What this task involves
Reproduce all the lines below exactly and omit the images.

Listed records
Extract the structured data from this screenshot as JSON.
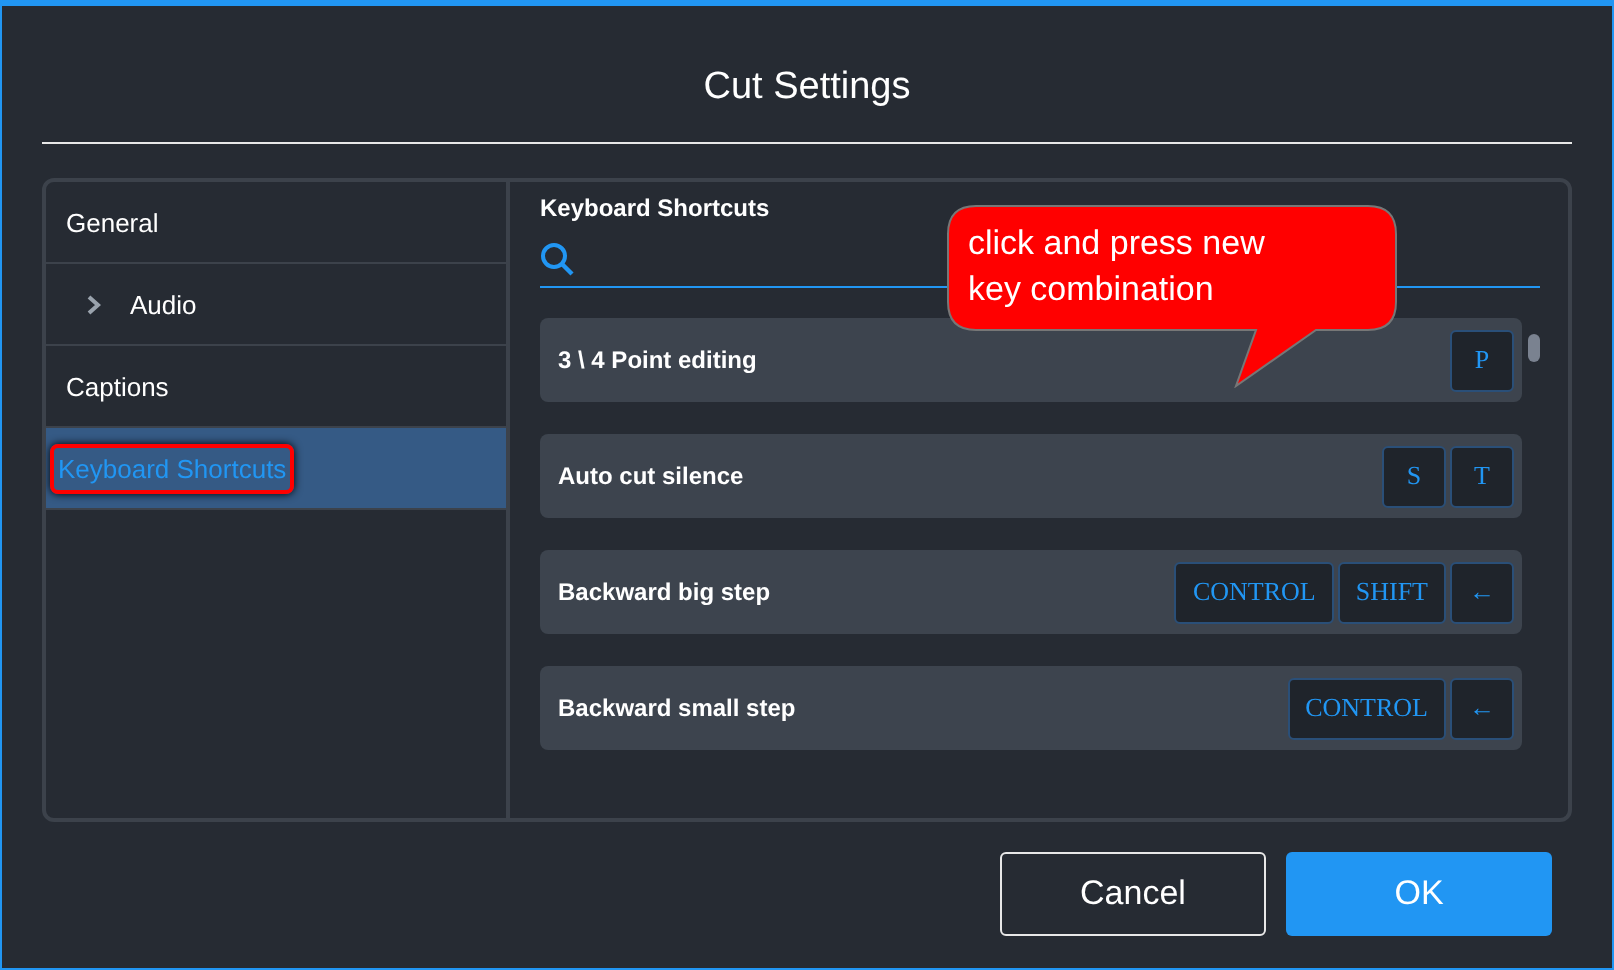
{
  "window": {
    "title": "Cut Settings"
  },
  "sidebar": {
    "items": [
      {
        "label": "General",
        "selected": false,
        "highlighted": false,
        "children": [
          {
            "label": "Audio",
            "selected": false,
            "highlighted": false,
            "expanded": false
          }
        ]
      },
      {
        "label": "Captions",
        "selected": false,
        "highlighted": false
      },
      {
        "label": "Keyboard Shortcuts",
        "selected": true,
        "highlighted": true
      }
    ]
  },
  "section": {
    "title": "Keyboard Shortcuts"
  },
  "shortcuts": [
    {
      "name": "3 \\ 4 Point editing",
      "keys": [
        "P"
      ]
    },
    {
      "name": "Auto cut silence",
      "keys": [
        "S",
        "T"
      ]
    },
    {
      "name": "Backward big step",
      "keys": [
        "CONTROL",
        "SHIFT",
        "←"
      ]
    },
    {
      "name": "Backward small step",
      "keys": [
        "CONTROL",
        "←"
      ]
    }
  ],
  "callout": {
    "text": "click and press new key combination"
  },
  "buttons": [
    {
      "label": "Cancel",
      "kind": "secondary"
    },
    {
      "label": "OK",
      "kind": "primary"
    }
  ]
}
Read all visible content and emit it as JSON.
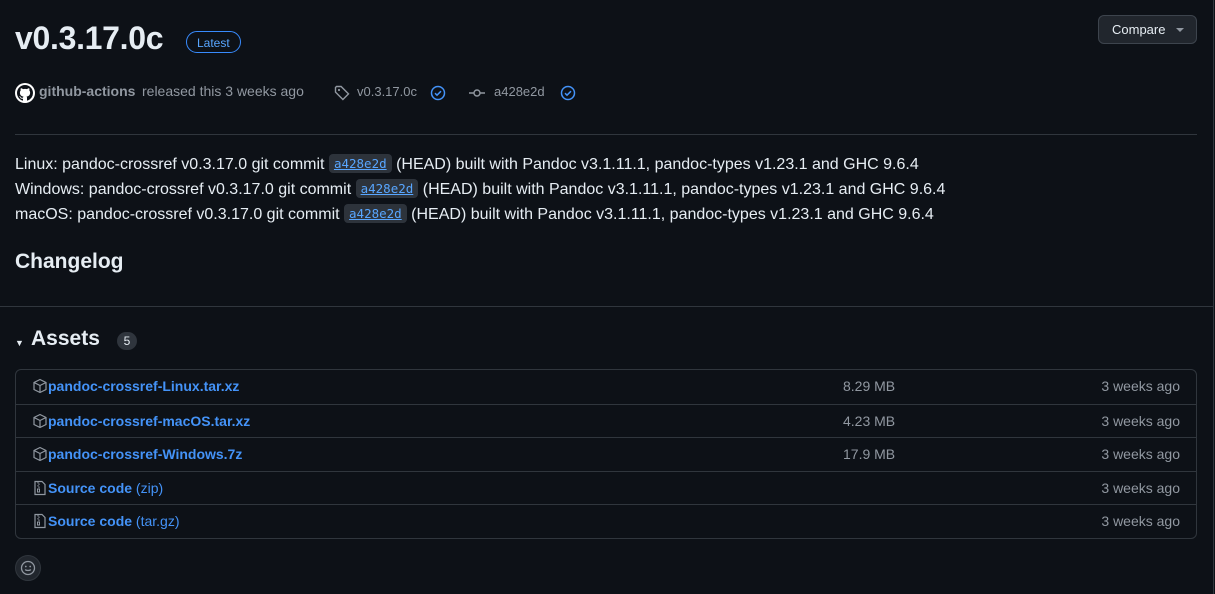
{
  "release": {
    "title": "v0.3.17.0c",
    "badge": "Latest",
    "compare_label": "Compare"
  },
  "meta": {
    "author": "github-actions",
    "released_text": "released this 3 weeks ago",
    "tag": "v0.3.17.0c",
    "commit": "a428e2d"
  },
  "body": {
    "lines": [
      {
        "prefix": "Linux: pandoc-crossref v0.3.17.0 git commit",
        "commit": "a428e2d",
        "suffix": "(HEAD) built with Pandoc v3.1.11.1, pandoc-types v1.23.1 and GHC 9.6.4"
      },
      {
        "prefix": "Windows: pandoc-crossref v0.3.17.0 git commit",
        "commit": "a428e2d",
        "suffix": "(HEAD) built with Pandoc v3.1.11.1, pandoc-types v1.23.1 and GHC 9.6.4"
      },
      {
        "prefix": "macOS: pandoc-crossref v0.3.17.0 git commit",
        "commit": "a428e2d",
        "suffix": "(HEAD) built with Pandoc v3.1.11.1, pandoc-types v1.23.1 and GHC 9.6.4"
      }
    ],
    "changelog_heading": "Changelog"
  },
  "assets": {
    "heading": "Assets",
    "count": "5",
    "items": [
      {
        "icon": "package-icon",
        "name": "pandoc-crossref-Linux.tar.xz",
        "suffix": "",
        "size": "8.29 MB",
        "time": "3 weeks ago"
      },
      {
        "icon": "package-icon",
        "name": "pandoc-crossref-macOS.tar.xz",
        "suffix": "",
        "size": "4.23 MB",
        "time": "3 weeks ago"
      },
      {
        "icon": "package-icon",
        "name": "pandoc-crossref-Windows.7z",
        "suffix": "",
        "size": "17.9 MB",
        "time": "3 weeks ago"
      },
      {
        "icon": "file-zip-icon",
        "name": "Source code",
        "suffix": "(zip)",
        "size": "",
        "time": "3 weeks ago"
      },
      {
        "icon": "file-zip-icon",
        "name": "Source code",
        "suffix": "(tar.gz)",
        "size": "",
        "time": "3 weeks ago"
      }
    ]
  },
  "colors": {
    "background": "#0d1117",
    "link": "#4493f8",
    "muted": "#9198a1",
    "border": "#30363d",
    "accent": "#388bfd"
  }
}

Written reply
Extract the structured data from this screenshot as JSON.
{
  "window": {
    "title": "Cut Settings"
  },
  "sidebar": {
    "items": [
      {
        "label": "General",
        "selected": false,
        "highlighted": false,
        "children": [
          {
            "label": "Audio",
            "selected": false,
            "highlighted": false,
            "expanded": false
          }
        ]
      },
      {
        "label": "Captions",
        "selected": false,
        "highlighted": false
      },
      {
        "label": "Keyboard Shortcuts",
        "selected": true,
        "highlighted": true
      }
    ]
  },
  "section": {
    "title": "Keyboard Shortcuts"
  },
  "shortcuts": [
    {
      "name": "3 \\ 4 Point editing",
      "keys": [
        "P"
      ]
    },
    {
      "name": "Auto cut silence",
      "keys": [
        "S",
        "T"
      ]
    },
    {
      "name": "Backward big step",
      "keys": [
        "CONTROL",
        "SHIFT",
        "←"
      ]
    },
    {
      "name": "Backward small step",
      "keys": [
        "CONTROL",
        "←"
      ]
    }
  ],
  "callout": {
    "text": "click and press new key combination"
  },
  "buttons": [
    {
      "label": "Cancel",
      "kind": "secondary"
    },
    {
      "label": "OK",
      "kind": "primary"
    }
  ]
}
Read all visible content and emit it as JSON.
{
  "release": {
    "title": "v0.3.17.0c",
    "badge": "Latest",
    "compare_label": "Compare"
  },
  "meta": {
    "author": "github-actions",
    "released_text": "released this 3 weeks ago",
    "tag": "v0.3.17.0c",
    "commit": "a428e2d"
  },
  "body": {
    "lines": [
      {
        "prefix": "Linux: pandoc-crossref v0.3.17.0 git commit",
        "commit": "a428e2d",
        "suffix": "(HEAD) built with Pandoc v3.1.11.1, pandoc-types v1.23.1 and GHC 9.6.4"
      },
      {
        "prefix": "Windows: pandoc-crossref v0.3.17.0 git commit",
        "commit": "a428e2d",
        "suffix": "(HEAD) built with Pandoc v3.1.11.1, pandoc-types v1.23.1 and GHC 9.6.4"
      },
      {
        "prefix": "macOS: pandoc-crossref v0.3.17.0 git commit",
        "commit": "a428e2d",
        "suffix": "(HEAD) built with Pandoc v3.1.11.1, pandoc-types v1.23.1 and GHC 9.6.4"
      }
    ],
    "changelog_heading": "Changelog"
  },
  "assets": {
    "heading": "Assets",
    "count": "5",
    "items": [
      {
        "icon": "package-icon",
        "name": "pandoc-crossref-Linux.tar.xz",
        "suffix": "",
        "size": "8.29 MB",
        "time": "3 weeks ago"
      },
      {
        "icon": "package-icon",
        "name": "pandoc-crossref-macOS.tar.xz",
        "suffix": "",
        "size": "4.23 MB",
        "time": "3 weeks ago"
      },
      {
        "icon": "package-icon",
        "name": "pandoc-crossref-Windows.7z",
        "suffix": "",
        "size": "17.9 MB",
        "time": "3 weeks ago"
      },
      {
        "icon": "file-zip-icon",
        "name": "Source code",
        "suffix": "(zip)",
        "size": "",
        "time": "3 weeks ago"
      },
      {
        "icon": "file-zip-icon",
        "name": "Source code",
        "suffix": "(tar.gz)",
        "size": "",
        "time": "3 weeks ago"
      }
    ]
  },
  "colors": {
    "background": "#0d1117",
    "link": "#4493f8",
    "muted": "#9198a1",
    "border": "#30363d",
    "accent": "#388bfd"
  }
}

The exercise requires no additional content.